Powered Frog A spring frog with a motor to open/close the movable wing rail. Used on high-speed lines.
Prime Mover Diesel or gas engine that powers a generator in a locomotive.
Private Car/Business Car Coaches owned by private individuals/railroad (for use of corporate officials or supervisors). Cars were positioned at end of trains and train crew were to remain off these cars except in performance of duties. Crew was also to see that occupants of these cars were not disturbed at all costs.
Prototype 1) A full-sized locomotive or car. 2) The original unit from which the model has been patterned.
PUD Pick up and delivery service.
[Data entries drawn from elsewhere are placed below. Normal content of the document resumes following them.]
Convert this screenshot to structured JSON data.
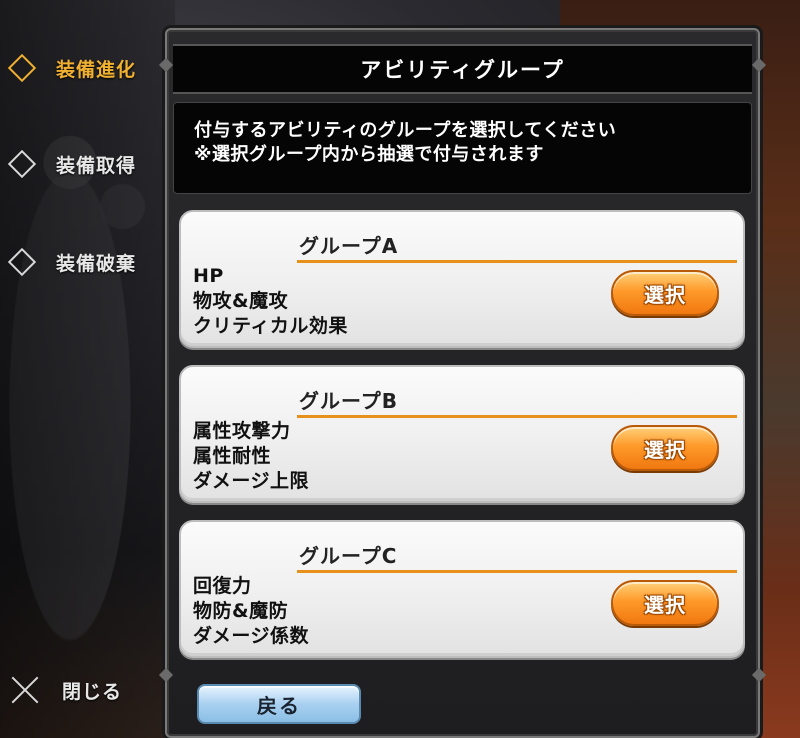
{
  "sidebar": {
    "items": [
      {
        "label": "装備進化",
        "icon": "diamond-icon",
        "active": true
      },
      {
        "label": "装備取得",
        "icon": "diamond-icon",
        "active": false
      },
      {
        "label": "装備破棄",
        "icon": "diamond-icon",
        "active": false
      }
    ],
    "close": {
      "label": "閉じる",
      "icon": "close-icon"
    }
  },
  "dialog": {
    "title": "アビリティグループ",
    "description": [
      "付与するアビリティのグループを選択してください",
      "※選択グループ内から抽選で付与されます"
    ],
    "groups": [
      {
        "title": "グループA",
        "lines": [
          "HP",
          "物攻&魔攻",
          "クリティカル効果"
        ],
        "button": "選択"
      },
      {
        "title": "グループB",
        "lines": [
          "属性攻撃力",
          "属性耐性",
          "ダメージ上限"
        ],
        "button": "選択"
      },
      {
        "title": "グループC",
        "lines": [
          "回復力",
          "物防&魔防",
          "ダメージ係数"
        ],
        "button": "選択"
      }
    ],
    "back_button": "戻る"
  },
  "colors": {
    "accent_orange": "#f0b030",
    "select_button": "#ff9a2a",
    "underline": "#e8901c",
    "back_button": "#a9d0f0"
  }
}
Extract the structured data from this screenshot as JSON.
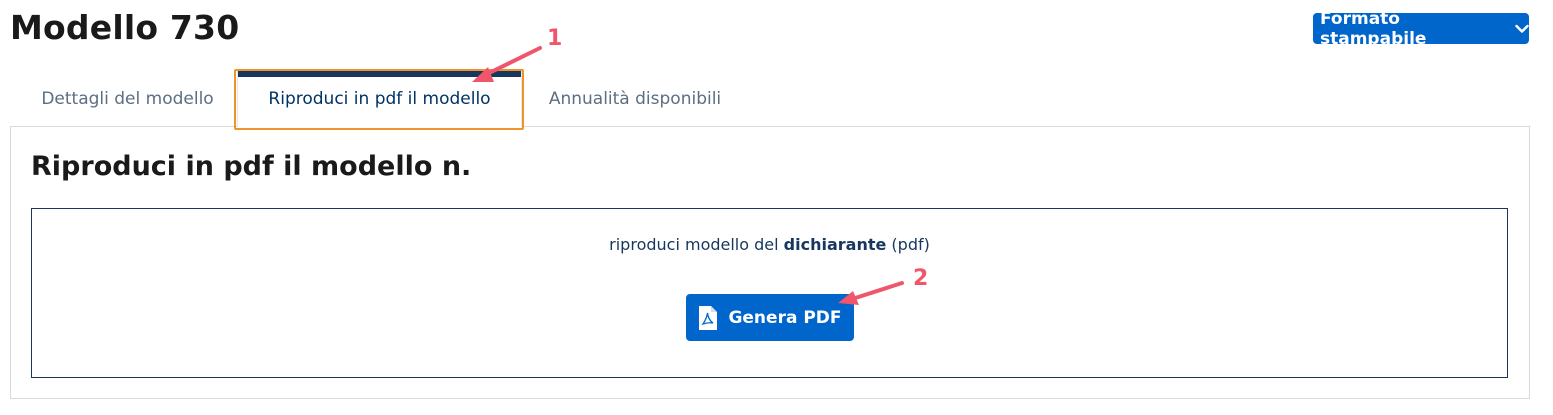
{
  "page": {
    "title": "Modello 730"
  },
  "header": {
    "print_button_label": "Formato stampabile",
    "print_button_icon": "chevron-down-icon"
  },
  "tabs": [
    {
      "label": "Dettagli del modello",
      "active": false
    },
    {
      "label": "Riproduci in pdf il modello",
      "active": true
    },
    {
      "label": "Annualità disponibili",
      "active": false
    }
  ],
  "panel": {
    "title": "Riproduci in pdf il modello n.",
    "description": {
      "prefix": "riproduci modello del ",
      "emphasis": "dichiarante",
      "suffix": " (pdf)"
    },
    "generate_button_label": "Genera PDF",
    "generate_button_icon": "pdf-file-icon"
  },
  "annotations": [
    {
      "label": "1",
      "target": "tab-riproduci-pdf"
    },
    {
      "label": "2",
      "target": "genera-pdf-button"
    }
  ],
  "colors": {
    "accent": "#0066cc",
    "navy": "#17375e",
    "highlight": "#f0932b",
    "annotation": "#f0566b",
    "inactive_tab": "#5c6f82"
  }
}
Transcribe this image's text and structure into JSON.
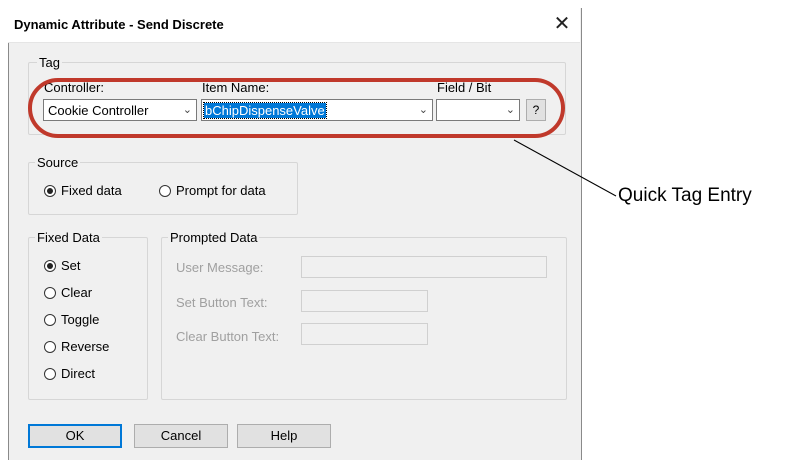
{
  "dialog": {
    "title": "Dynamic Attribute - Send Discrete",
    "close_glyph": "✕"
  },
  "tag": {
    "group_label": "Tag",
    "controller_label": "Controller:",
    "controller_value": "Cookie Controller",
    "item_name_label": "Item Name:",
    "item_name_value": "bChipDispenseValve",
    "field_bit_label": "Field / Bit",
    "field_bit_value": "",
    "help_button": "?"
  },
  "source": {
    "group_label": "Source",
    "options": [
      "Fixed data",
      "Prompt for data"
    ],
    "selected": "Fixed data"
  },
  "fixed_data": {
    "group_label": "Fixed Data",
    "options": [
      "Set",
      "Clear",
      "Toggle",
      "Reverse",
      "Direct"
    ],
    "selected": "Set"
  },
  "prompted_data": {
    "group_label": "Prompted Data",
    "user_message_label": "User Message:",
    "set_button_text_label": "Set Button Text:",
    "clear_button_text_label": "Clear Button Text:",
    "enabled": false
  },
  "buttons": {
    "ok": "OK",
    "cancel": "Cancel",
    "help": "Help"
  },
  "annotation": {
    "callout_text": "Quick Tag Entry",
    "ring_color": "#c0392b"
  },
  "icons": {
    "dropdown": "chevron-down-icon",
    "close": "close-icon"
  }
}
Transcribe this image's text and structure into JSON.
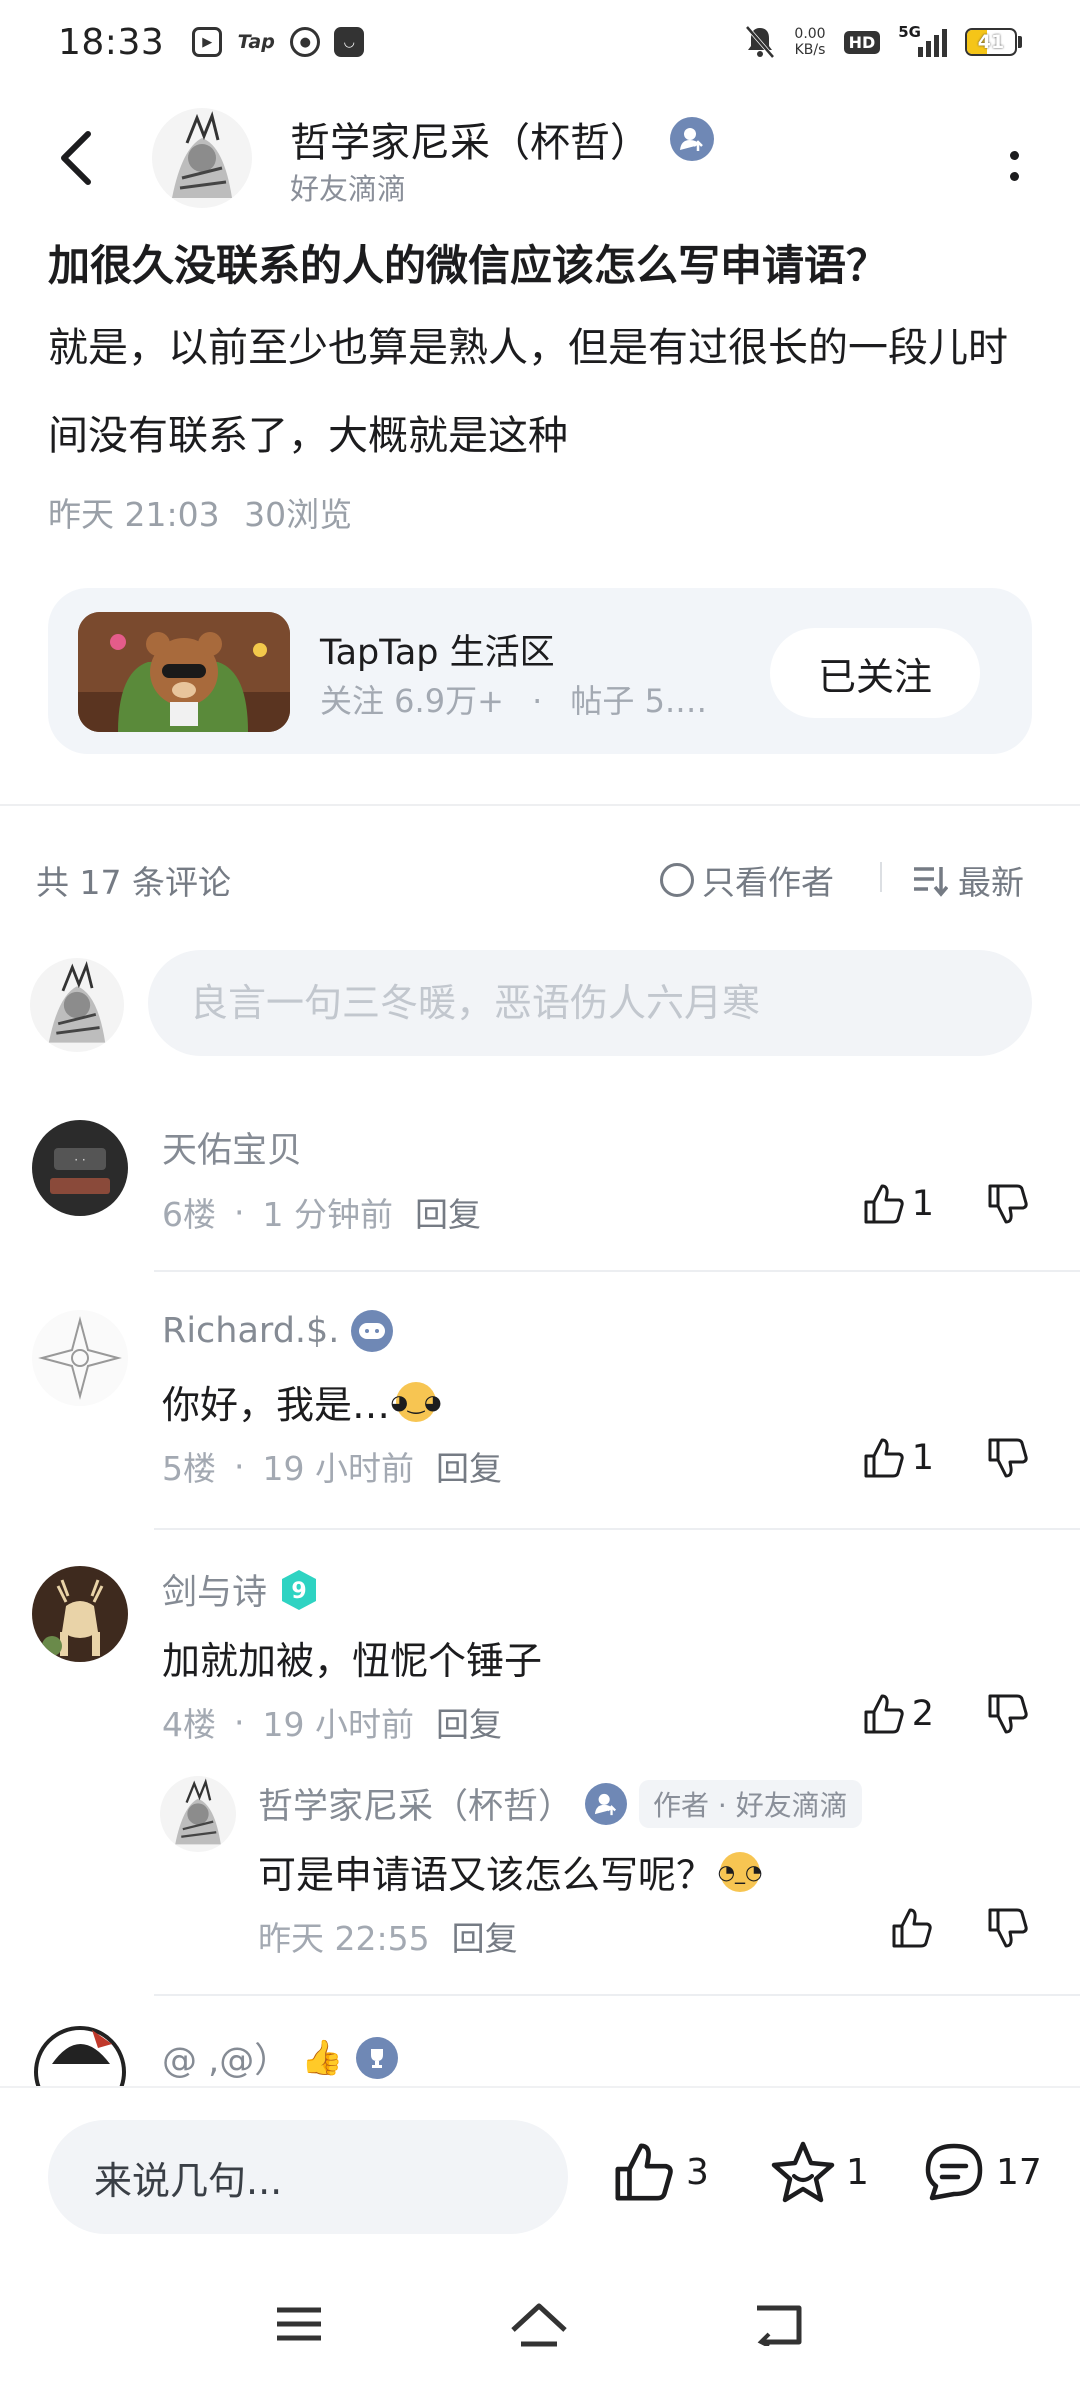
{
  "status_bar": {
    "time": "18:33",
    "app_icons": [
      "bilibili-icon",
      "taptap-icon",
      "baidu-icon",
      "dark-app-icon"
    ],
    "taptap_text": "Tap",
    "network_speed_value": "0.00",
    "network_speed_unit": "KB/s",
    "hd_label": "HD",
    "network_label": "5G",
    "battery_level": "41",
    "battery_color": "#f5c518"
  },
  "header": {
    "author_name": "哲学家尼采（杯哲）",
    "author_subtitle": "好友滴滴"
  },
  "post": {
    "title": "加很久没联系的人的微信应该怎么写申请语？",
    "body": "就是，以前至少也算是熟人，但是有过很长的一段儿时间没有联系了，大概就是这种",
    "time": "昨天 21:03",
    "views": "30浏览"
  },
  "community": {
    "name": "TapTap 生活区",
    "followers": "关注 6.9万+",
    "separator": "·",
    "posts": "帖子 5.…",
    "follow_label": "已关注"
  },
  "comments_bar": {
    "count_label": "共 17 条评论",
    "only_author_label": "只看作者",
    "sort_label": "最新"
  },
  "comment_input": {
    "placeholder": "良言一句三冬暖，恶语伤人六月寒"
  },
  "comments": [
    {
      "name": "天佑宝贝",
      "floor": "6楼",
      "time": "1 分钟前",
      "reply_label": "回复",
      "likes": "1"
    },
    {
      "name": "Richard.$.",
      "text": "你好，我是…",
      "floor": "5楼",
      "time": "19 小时前",
      "reply_label": "回复",
      "likes": "1"
    },
    {
      "name": "剑与诗",
      "level_badge": "9",
      "text": "加就加被，忸怩个锤子",
      "floor": "4楼",
      "time": "19 小时前",
      "reply_label": "回复",
      "likes": "2",
      "reply": {
        "name": "哲学家尼采（杯哲）",
        "tag": "作者 · 好友滴滴",
        "text": "可是申请语又该怎么写呢？",
        "time": "昨天 22:55",
        "reply_label": "回复"
      }
    },
    {
      "name": "@ ,@）"
    }
  ],
  "bottom_bar": {
    "input_label": "来说几句...",
    "likes": "3",
    "favorites": "1",
    "comments": "17"
  }
}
Pull Apart When two sections of rail separate (pull apart) at a point where they are joined. Rail shrinks in extremely cold weather. When the shrinkage pressure gets too severe, rail will pull apart at its weakest point, usually at a joint.
Pull Freight To leave or to give up a job.
Pull The Air Set brakes by opening conductor's valve or angle cock.
Pull The Calf's Tail Yank the whistle cord.
Pull The Pin 1) Uncouple a car by pulling up the coupling pin. 2) A boomer expression meaning to resign or quit a job.
Puller 1) Switch engine hauling cars from one yard to another at the same terminal. 2) The operator of an electric truck that transfers baggage and mail around a terminal.
Pullman Car A sleeping car or parlor car operated by the Pullman Company providing a high standard of comfort and service for which a premium fare must be paid.
Pulse Power [MR] The locomotive is fed intermittent pulses of current to facilitate slow starts.
Pure Food Law See dogcatchers.
Pusher 1) A locomotive used to help trains up steep grades by pushing from behind. 2) Team leader responsible for seeing that work gets done on schedule.
Push Pull Train A passenger train with a MU or control car at either end.
Pussyfooter Railroad policeman.
Put 'Er On Make a reduction in air in the train's braking system. Put 'er all on means apply emergency brake, more commonly described as big-holing her.
Put it on the ground Derail.
Put On The Nosebag Eat a meal.
Puzzle Switch Another name for a slip or double slip switch.